Mérida, July 11, 2021 (venezuelanalysis.com) – Venezuelan state security forces retook control of vast areas of Caracas following a large-scale operation against criminal groups in recent days.
The so-called "Gran Cacique Indio Guacaipuro Operation," in reference to a local 16th-century anti-colonial resistance hero, began on Thursday and mobilized some 2500 men and women from several police and security agencies backed by armored vehicles and helicopters.
The target was the hillside popular barrio Cota 905, which was taken over by allied gangs headed by alias “Koki,” “Vampi” and “Garbis.”
For several months, the three men and dozens of followers wreaked havoc by expanding to surrounding neighborhoods, extorting local businesses, parading heavy weaponry and attacking nearby police stations. The clashes routinely left bystanders dead.
Several smaller-scale deployments failed to dislodge the gangs, which often resorted to taking hostages to demand the withdrawal of police forces or briefly retreated only to return days later. The group had likewise been successful in taking advantage of its high ground to deter police incursions.
“The Gran Cacique Indio Guaicaipuro operation has been hugely important to preserve the well-being and peace of the people of Caracas, especially in areas like the Cota 905,” Vicepresident Delcy Rodríguez said in a press conference on Saturday.
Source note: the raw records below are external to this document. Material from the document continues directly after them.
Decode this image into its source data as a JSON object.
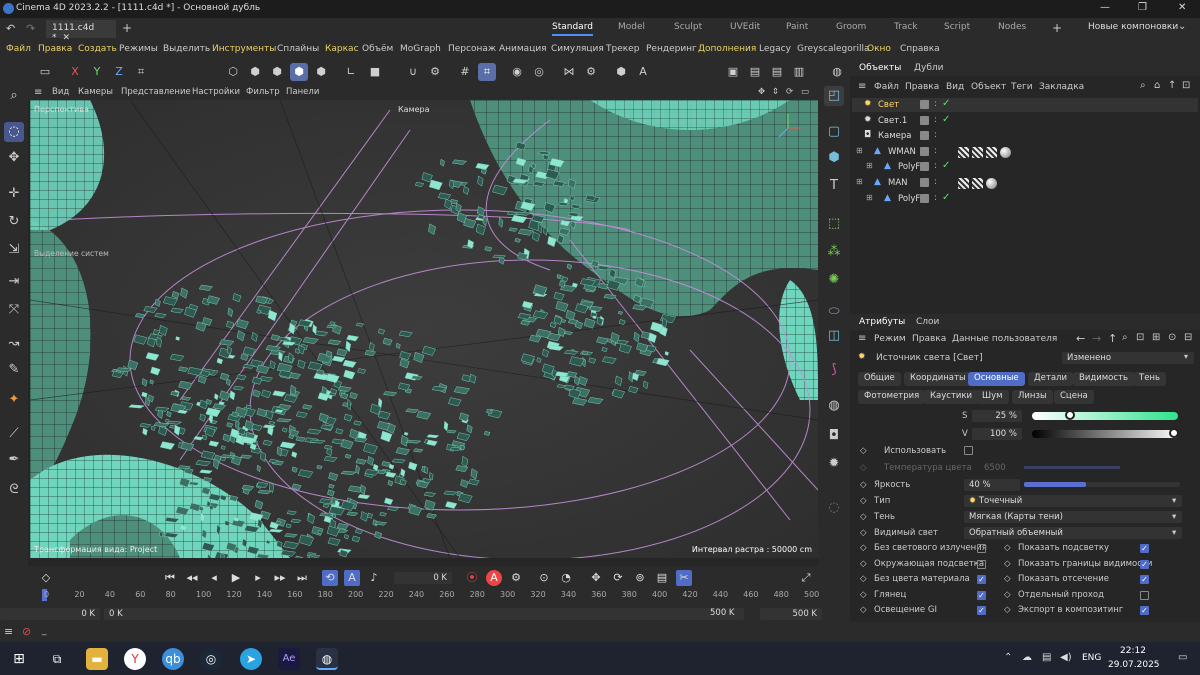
{
  "window": {
    "title": "Cinema 4D 2023.2.2 - [1111.c4d *] - Основной дубль",
    "min": "—",
    "max": "❐",
    "close": "✕"
  },
  "tabs": {
    "file_tab": "1111.c4d *",
    "close": "✕",
    "add": "+",
    "layouts": [
      "Standard",
      "Model",
      "Sculpt",
      "UVEdit",
      "Paint",
      "Groom",
      "Track",
      "Script",
      "Nodes"
    ],
    "new_layouts": "Новые компоновки"
  },
  "menubar": [
    "Файл",
    "Правка",
    "Создать",
    "Режимы",
    "Выделить",
    "Инструменты",
    "Сплайны",
    "Каркас",
    "Объём",
    "MoGraph",
    "Персонаж",
    "Анимация",
    "Симуляция",
    "Трекер",
    "Рендеринг",
    "Дополнения",
    "Legacy",
    "Greyscalegorilla",
    "Окно",
    "Справка"
  ],
  "viewport": {
    "menu": [
      "Вид",
      "Камеры",
      "Представление",
      "Настройки",
      "Фильтр",
      "Панели"
    ],
    "label_persp": "Перспектива",
    "label_camera": "Камера",
    "label_selection": "Выделение систем",
    "label_transform": "Трансформация вида: Project",
    "grid_interval": "Интервал растра : 50000 cm"
  },
  "timeline": {
    "frame_field": "0 K",
    "ticks": [
      "0",
      "20",
      "40",
      "60",
      "80",
      "100",
      "120",
      "140",
      "160",
      "180",
      "200",
      "220",
      "240",
      "260",
      "280",
      "300",
      "320",
      "340",
      "360",
      "380",
      "400",
      "420",
      "440",
      "460",
      "480",
      "500"
    ],
    "start": "0 K",
    "current": "0 K",
    "end_field": "500 K",
    "end_field2": "500 K"
  },
  "objects": {
    "tab_objects": "Объекты",
    "tab_takes": "Дубли",
    "menu": [
      "Файл",
      "Правка",
      "Вид",
      "Объект",
      "Теги",
      "Закладка"
    ],
    "items": [
      {
        "name": "Свет",
        "selected": true
      },
      {
        "name": "Свет.1",
        "selected": false
      },
      {
        "name": "Камера",
        "selected": false
      },
      {
        "name": "WMAN",
        "selected": false
      },
      {
        "name": "PolyFx",
        "selected": false
      },
      {
        "name": "MAN",
        "selected": false
      },
      {
        "name": "PolyFx",
        "selected": false
      }
    ]
  },
  "attributes": {
    "tab_attr": "Атрибуты",
    "tab_layers": "Слои",
    "menu": [
      "Режим",
      "Правка",
      "Данные пользователя"
    ],
    "object": "Источник света [Свет]",
    "state": "Изменено",
    "tabs_row1": [
      "Общие",
      "Координаты",
      "Основные",
      "Детали",
      "Видимость",
      "Тень"
    ],
    "tabs_row2": [
      "Фотометрия",
      "Каустики",
      "Шум",
      "Линзы",
      "Сцена"
    ],
    "active_tab": "Основные",
    "s_label": "S",
    "s_value": "25 %",
    "v_label": "V",
    "v_value": "100 %",
    "use_label": "Использовать",
    "temp_label": "Температура цвета",
    "temp_value": "6500",
    "bright_label": "Яркость",
    "bright_value": "40 %",
    "bright_level": 0.4,
    "type_label": "Тип",
    "type_value": "Точечный",
    "shadow_label": "Тень",
    "shadow_value": "Мягкая (Карты тени)",
    "visible_label": "Видимый свет",
    "visible_value": "Обратный объемный",
    "checks_left": [
      {
        "label": "Без светового излучения",
        "on": false
      },
      {
        "label": "Окружающая подсветка",
        "on": false
      },
      {
        "label": "Без цвета материала",
        "on": true
      },
      {
        "label": "Глянец",
        "on": true
      },
      {
        "label": "Освещение GI",
        "on": true
      }
    ],
    "checks_right": [
      {
        "label": "Показать подсветку",
        "on": true
      },
      {
        "label": "Показать границы видимости",
        "on": true
      },
      {
        "label": "Показать отсечение",
        "on": true
      },
      {
        "label": "Отдельный проход",
        "on": false
      },
      {
        "label": "Экспорт в композитинг",
        "on": true
      }
    ]
  },
  "statusbar": {
    "text": "_"
  },
  "taskbar": {
    "lang": "ENG",
    "time": "22:12",
    "date": "29.07.2025"
  },
  "colors": {
    "accent": "#4f6cc7",
    "mesh": "#2f5a52",
    "teal": "#7fe6c9"
  }
}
Police contingents slowly gained ground after clearing a burning truck and gunfire blocking the narrow accesses. Rodríguez reported that the three-day operation left 22 gang members dead and 28 wounded, while on the security forces’ side there were four dead and ten wounded. Unofficial accounts likewise reported five civilians killed in the crossfire.
Venezuelan authorities secured the release of a number of hostages and allegedly seized large amounts of weaponry while also dismantling a drug laboratory. However, the leading gang members and lieutenants are said to have fled the Cota 905 prior to the operation, with search operations set to continue in the coming days. The government is offering a US $500,000 reward for information on alias Koki’s whereabouts.
“The people here were held as ‘hostages’,” Rodríguez went on to say, blasting the criminal group leaders for setting community spaces ablaze before leaving, including the social missions’ headquarters in the neighborhood. “We’ll bring in all the social programs to tend to the victims of violence,” the vice president pledged.
Three Colombian paramilitaries were allegedly amongst an undisclosed number of arrests, with Rodríguez claiming that the urban violence in the capital had ties to wider regime-change efforts involving the Venezuelan right-wing opposition, Bogotá and Washington.
“There are probably lots of nerves over at the Nariño Palace [in Bogotá],” she warned, vowing that evidence of Colombian mercenary involvement in the Cota 905 gang activity would be released in the coming days.
The vice president recalled the 2004 Daktari estate incident which saw 62 Colombian paramilitaries captured in the outskirts of Caracas. Alongside conspirators in the Venezuelan armed forces, they planned to attack the Miraflores Presidential Palace and kill then-President Hugo Chávez.